When the details of what Challenger engineers actually thought and did are closely examined, the conventional explanation of the disaster is not supported.  An alternative explanation is that Space shuttle technology was new, complex, and hazardous.  Decision-makers thought that they understood the risks and that the risks were acceptable.  The decision-makers were mistaken.  But they were not villainous.

Related Links

For additional technical information related to this subject, please visit the following websites or web pages:


Once you finish studying the above course content, you need to take a quiz to obtain the PDH credits.

DISCLAIMER: The materials contained in the online course are not intended as a representation or warranty on the part of PDH Center or any other person/organization named herein.
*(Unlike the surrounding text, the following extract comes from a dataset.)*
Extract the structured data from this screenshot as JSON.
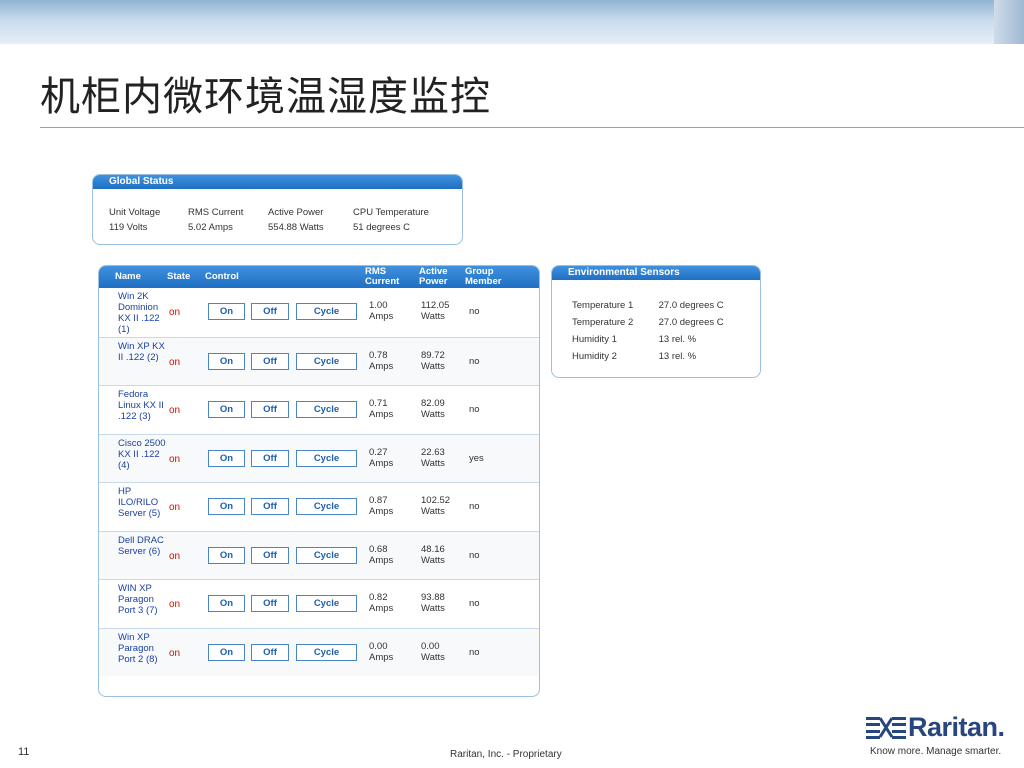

The materials are for general information only. They are not a substitute for competent professional advice. Application of this information to a specific project should be reviewed by a registered architect and/or professional engineer/surveyor. Anyone making use of the information set forth herein does so at their own risk and assumes any and all resulting liability arising therefrom.